By April 26, 2012

Follow me on:

When the kids in my husband's family skin their knees or bang their elbows, a father or mother or aunt or grandparent is bound to say, "Rub it in the dirt." Adults who are not members of our family sometimes give us horrified looks, but the kids know what we mean: "Don't whine. Brush it off." The saying came from my husband's father, who was a talented athlete and one tough cookie. I'm sure he picked it up on a playing field somewhere.

I thought of our family saying  when I read a blog post titled "Score One for the Helicopter Parents." "Has a grandparent mocked your parenting today?" the author, KJ Dell'Antonia, asks. She goes on to say that those who accuse the current generation of parents of being overprotective--which grandparents sometimes do--have been proven wrong. The proof? The rate of accidental death for children has dropped 30% in the last ten years. Car seats, bike helmets and fences around pools are among the safety measures that Dell'Antonia targets as responsible for the improvement.

I was offended by Dell'Antonia's piece, and from the comments that have been made so far, many other grandparents were as well. I want my grandchildren to sleep in safe cribs and to ride in the very best car seats. I think an unfenced swimming pool is an invitation to tragedy. I understand that the parents of my grandchildren have the inalienable right to decide what degree of risk is acceptable for them. Many kids' activities involve some risks, and I'm happy to let the parents make the call. But when skinned knees happen--as they will--I subscribe to the family wisdom. Rub it in the dirt.

Follow me on Twitter | Visit me on Facebook

Related:

Comments
April 27, 2012 at 1:31 am
(1) Martin says:

My Grandfather passed on a saying that his father used.

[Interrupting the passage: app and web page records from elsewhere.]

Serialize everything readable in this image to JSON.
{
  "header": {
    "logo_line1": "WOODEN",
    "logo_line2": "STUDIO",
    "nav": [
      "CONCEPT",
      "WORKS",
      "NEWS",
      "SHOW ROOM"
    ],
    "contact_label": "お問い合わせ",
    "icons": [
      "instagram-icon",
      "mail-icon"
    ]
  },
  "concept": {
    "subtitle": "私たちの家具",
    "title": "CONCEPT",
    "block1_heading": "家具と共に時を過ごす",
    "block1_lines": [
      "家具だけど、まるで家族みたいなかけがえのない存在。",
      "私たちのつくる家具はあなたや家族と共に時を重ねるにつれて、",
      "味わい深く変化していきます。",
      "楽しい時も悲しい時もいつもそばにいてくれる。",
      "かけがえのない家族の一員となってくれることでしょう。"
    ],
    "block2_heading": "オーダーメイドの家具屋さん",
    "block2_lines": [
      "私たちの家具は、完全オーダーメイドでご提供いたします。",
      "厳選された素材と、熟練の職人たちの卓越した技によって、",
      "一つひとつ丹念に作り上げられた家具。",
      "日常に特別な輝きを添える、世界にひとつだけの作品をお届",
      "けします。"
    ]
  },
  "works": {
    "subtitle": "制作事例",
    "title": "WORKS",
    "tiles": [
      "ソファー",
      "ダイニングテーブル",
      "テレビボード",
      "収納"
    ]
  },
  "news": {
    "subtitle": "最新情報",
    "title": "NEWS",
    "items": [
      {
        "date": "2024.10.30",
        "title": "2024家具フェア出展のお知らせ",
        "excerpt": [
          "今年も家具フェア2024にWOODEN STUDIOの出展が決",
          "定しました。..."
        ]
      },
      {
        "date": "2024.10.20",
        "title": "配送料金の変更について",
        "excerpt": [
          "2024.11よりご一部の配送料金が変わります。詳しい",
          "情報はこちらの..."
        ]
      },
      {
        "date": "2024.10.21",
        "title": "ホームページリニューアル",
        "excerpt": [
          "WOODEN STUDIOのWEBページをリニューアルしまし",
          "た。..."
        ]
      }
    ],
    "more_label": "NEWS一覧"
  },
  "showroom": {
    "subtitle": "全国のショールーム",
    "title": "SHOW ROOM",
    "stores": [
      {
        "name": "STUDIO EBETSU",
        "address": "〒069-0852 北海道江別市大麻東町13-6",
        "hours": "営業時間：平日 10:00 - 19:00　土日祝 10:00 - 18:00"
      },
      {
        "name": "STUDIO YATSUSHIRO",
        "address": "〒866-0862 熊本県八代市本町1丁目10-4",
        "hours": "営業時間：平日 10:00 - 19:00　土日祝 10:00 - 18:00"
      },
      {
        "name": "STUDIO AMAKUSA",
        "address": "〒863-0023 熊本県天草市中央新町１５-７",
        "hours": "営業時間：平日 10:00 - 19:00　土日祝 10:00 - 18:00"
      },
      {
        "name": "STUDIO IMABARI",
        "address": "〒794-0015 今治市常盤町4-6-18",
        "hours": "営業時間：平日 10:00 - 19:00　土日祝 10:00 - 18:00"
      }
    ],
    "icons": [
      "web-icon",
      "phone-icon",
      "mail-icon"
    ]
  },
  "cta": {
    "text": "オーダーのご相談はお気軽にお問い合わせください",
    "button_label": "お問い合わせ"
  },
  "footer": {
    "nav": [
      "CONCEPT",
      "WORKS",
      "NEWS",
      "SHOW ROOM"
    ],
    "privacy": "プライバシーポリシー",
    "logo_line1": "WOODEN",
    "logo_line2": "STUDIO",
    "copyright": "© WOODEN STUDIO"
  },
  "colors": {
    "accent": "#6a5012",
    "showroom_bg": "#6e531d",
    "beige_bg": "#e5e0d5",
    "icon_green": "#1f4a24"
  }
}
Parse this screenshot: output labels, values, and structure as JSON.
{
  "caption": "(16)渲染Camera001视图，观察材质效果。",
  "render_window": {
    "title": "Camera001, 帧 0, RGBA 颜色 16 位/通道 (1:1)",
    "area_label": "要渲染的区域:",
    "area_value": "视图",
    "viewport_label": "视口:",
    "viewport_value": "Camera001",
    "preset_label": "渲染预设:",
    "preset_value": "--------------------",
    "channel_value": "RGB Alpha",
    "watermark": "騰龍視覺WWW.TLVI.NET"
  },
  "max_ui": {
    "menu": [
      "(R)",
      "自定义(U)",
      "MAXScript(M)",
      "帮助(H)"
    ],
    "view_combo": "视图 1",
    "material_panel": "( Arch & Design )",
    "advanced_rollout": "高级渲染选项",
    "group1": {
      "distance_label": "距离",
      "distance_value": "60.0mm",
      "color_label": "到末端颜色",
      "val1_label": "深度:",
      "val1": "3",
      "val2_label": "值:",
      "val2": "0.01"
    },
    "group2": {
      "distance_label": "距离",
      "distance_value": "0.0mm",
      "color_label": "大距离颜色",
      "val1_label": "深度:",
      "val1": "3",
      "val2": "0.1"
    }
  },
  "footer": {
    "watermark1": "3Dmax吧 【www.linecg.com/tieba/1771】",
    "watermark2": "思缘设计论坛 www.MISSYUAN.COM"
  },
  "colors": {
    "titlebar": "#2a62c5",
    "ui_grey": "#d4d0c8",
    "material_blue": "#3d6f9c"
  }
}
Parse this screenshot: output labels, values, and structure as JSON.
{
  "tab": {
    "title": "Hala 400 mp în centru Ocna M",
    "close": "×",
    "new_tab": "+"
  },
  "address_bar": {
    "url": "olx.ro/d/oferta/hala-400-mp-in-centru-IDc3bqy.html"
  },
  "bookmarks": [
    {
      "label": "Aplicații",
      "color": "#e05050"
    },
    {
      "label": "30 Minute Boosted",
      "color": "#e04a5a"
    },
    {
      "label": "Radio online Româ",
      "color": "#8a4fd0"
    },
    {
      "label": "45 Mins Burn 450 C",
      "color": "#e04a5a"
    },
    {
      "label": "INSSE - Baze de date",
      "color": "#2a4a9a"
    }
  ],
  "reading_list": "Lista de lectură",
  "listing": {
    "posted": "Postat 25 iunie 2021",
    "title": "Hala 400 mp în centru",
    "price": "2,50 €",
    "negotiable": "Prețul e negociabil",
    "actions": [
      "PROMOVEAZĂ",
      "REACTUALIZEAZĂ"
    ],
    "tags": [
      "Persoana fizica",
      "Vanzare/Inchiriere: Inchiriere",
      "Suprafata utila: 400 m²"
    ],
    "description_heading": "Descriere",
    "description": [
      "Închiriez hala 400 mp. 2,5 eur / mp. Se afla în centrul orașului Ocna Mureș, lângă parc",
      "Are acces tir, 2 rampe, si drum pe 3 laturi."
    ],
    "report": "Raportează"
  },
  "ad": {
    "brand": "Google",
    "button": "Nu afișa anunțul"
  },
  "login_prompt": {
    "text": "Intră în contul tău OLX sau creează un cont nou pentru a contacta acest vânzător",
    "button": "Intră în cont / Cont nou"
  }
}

We all use it today, whenever one of the grandchildren takes a tumble. “Spit on it, and rub it in.” I agree that for some, beyond the family circle, this is not always well received, but the philosophy is ‘sound’. Of course we want to keep our grandchildren safe, but we also want them to grow with the ability to assess risk, and have fun.

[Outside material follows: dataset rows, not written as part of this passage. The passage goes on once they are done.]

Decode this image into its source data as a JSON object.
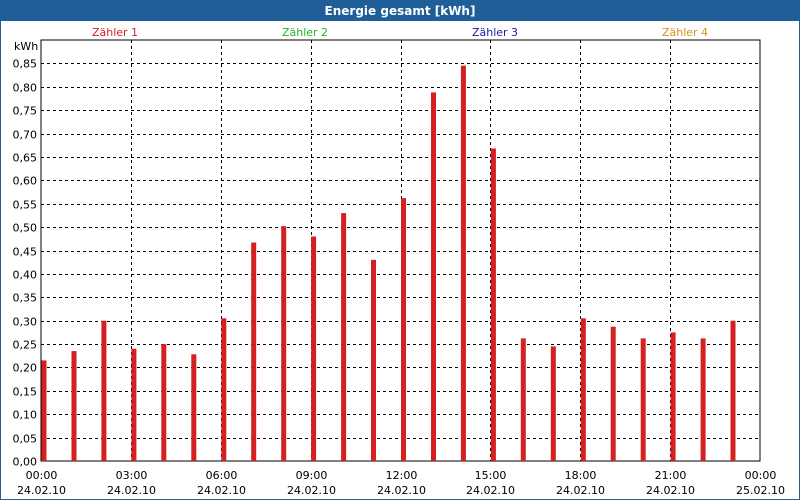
{
  "window": {
    "title": "Energie gesamt [kWh]"
  },
  "legend": [
    {
      "label": "Zähler 1",
      "color": "#d42020"
    },
    {
      "label": "Zähler 2",
      "color": "#22b822"
    },
    {
      "label": "Zähler 3",
      "color": "#1a1aa8"
    },
    {
      "label": "Zähler 4",
      "color": "#d4901a"
    }
  ],
  "chart_data": {
    "type": "bar",
    "title": "Energie gesamt [kWh]",
    "ylabel": "kWh",
    "xlabel": "",
    "ylim": [
      0,
      0.9
    ],
    "grid": true,
    "bar_color": "#d42020",
    "y_ticks": [
      "0,00",
      "0,05",
      "0,10",
      "0,15",
      "0,20",
      "0,25",
      "0,30",
      "0,35",
      "0,40",
      "0,45",
      "0,50",
      "0,55",
      "0,60",
      "0,65",
      "0,70",
      "0,75",
      "0,80",
      "0,85"
    ],
    "x_ticks": [
      {
        "time": "00:00",
        "date": "24.02.10"
      },
      {
        "time": "03:00",
        "date": "24.02.10"
      },
      {
        "time": "06:00",
        "date": "24.02.10"
      },
      {
        "time": "09:00",
        "date": "24.02.10"
      },
      {
        "time": "12:00",
        "date": "24.02.10"
      },
      {
        "time": "15:00",
        "date": "24.02.10"
      },
      {
        "time": "18:00",
        "date": "24.02.10"
      },
      {
        "time": "21:00",
        "date": "24.02.10"
      },
      {
        "time": "00:00",
        "date": "25.02.10"
      }
    ],
    "categories": [
      "00:00",
      "01:00",
      "02:00",
      "03:00",
      "04:00",
      "05:00",
      "06:00",
      "07:00",
      "08:00",
      "09:00",
      "10:00",
      "11:00",
      "12:00",
      "13:00",
      "14:00",
      "15:00",
      "16:00",
      "17:00",
      "18:00",
      "19:00",
      "20:00",
      "21:00",
      "22:00",
      "23:00"
    ],
    "series": [
      {
        "values": [
          0.215,
          0.235,
          0.3,
          0.24,
          0.25,
          0.228,
          0.305,
          0.467,
          0.502,
          0.48,
          0.53,
          0.43,
          0.562,
          0.788,
          0.845,
          0.668,
          0.262,
          0.245,
          0.305,
          0.287,
          0.262,
          0.275,
          0.262,
          0.3
        ]
      }
    ]
  }
}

April 27, 2012 at 7:10 am
(2) granny annie says:

It is always either “shake it off” or “let me kiss it and make it well”.

April 27, 2012 at 9:50 am
(3) grandparents says:

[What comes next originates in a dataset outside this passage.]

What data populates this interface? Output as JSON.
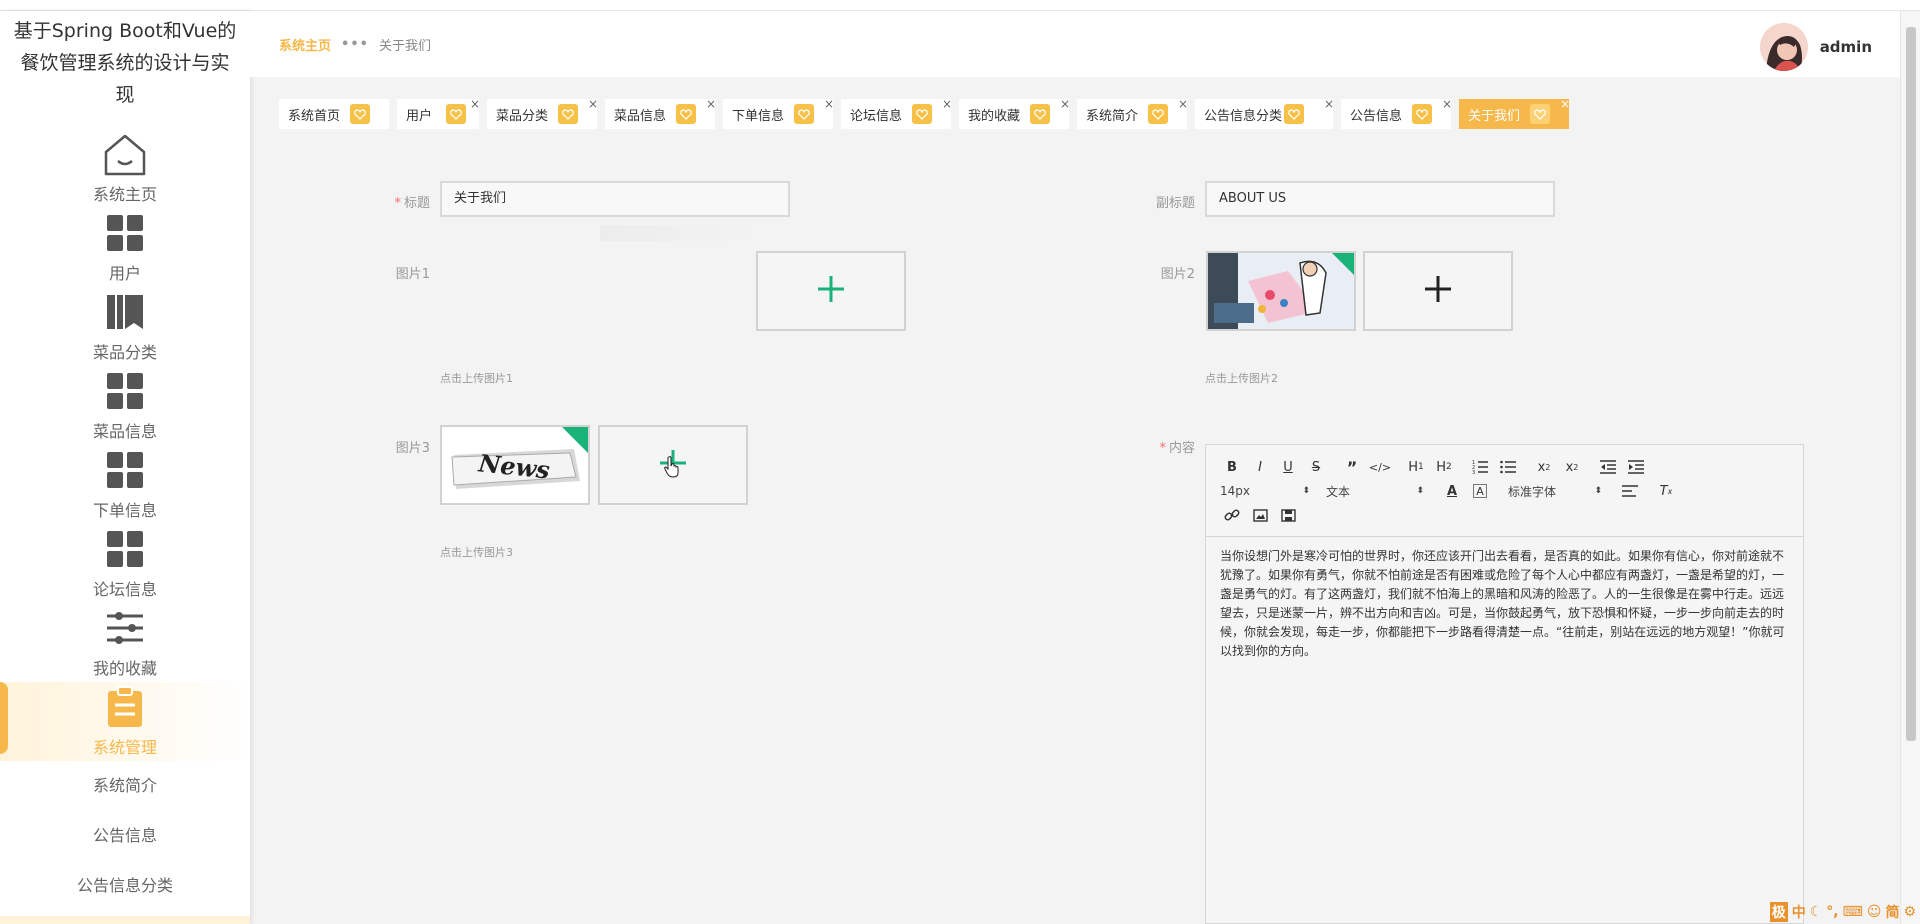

Martin and Grannie Annie, it’s good to know that other families have similar sayings. Martin, I’ve heard a slightly different version: “Spit on it and rub it in the dirt.” I’ve always thought it was a baseball thing, but I guess it’s unlikely that your grandfather was a baseball player. (Martin’s in the UK.)

April 27, 2012 at 6:54 pm
(4) Janey says:

I always licked my thumb and asked, “Want some MamaSpit on it?” Sometimes they did!

April 28, 2012 at 2:37 am
(5) Penny says:

Great piece. My dad always felt if we protected children from every risk that they would be more apt to experience life in vicarious ways — meaning the use of drugs. I don’t know that he was right, but I do know that we had great times with him — dune buggying, swimming in the ocean, etc., maybe even risking a broken bone here and there (but fortunately coming away unscathed). God protects fools, I guess. :-)

April 28, 2012 at 8:47 am
(6) kimberly says:

I’m in favor of the helmets and lead free living, but the endless hand washing, anti-bacterial gel and not touching, along with antibiotics for every sniffle, is I fear going to lead us to lots worse numbers in the infectious disease department.

May 1, 2012 at 6:01 pm
(7) Barbara says:

We say “Did you break the floor?” I don’t know why we care about the floor but it distracts the baby from the hurt and that is what matters.

Leave a Comment

Line and paragraph breaks are automatic. Some HTML allowed: <a href="" title="">, <b>, <i>, <strike>

©2014 About.com. All rights reserved.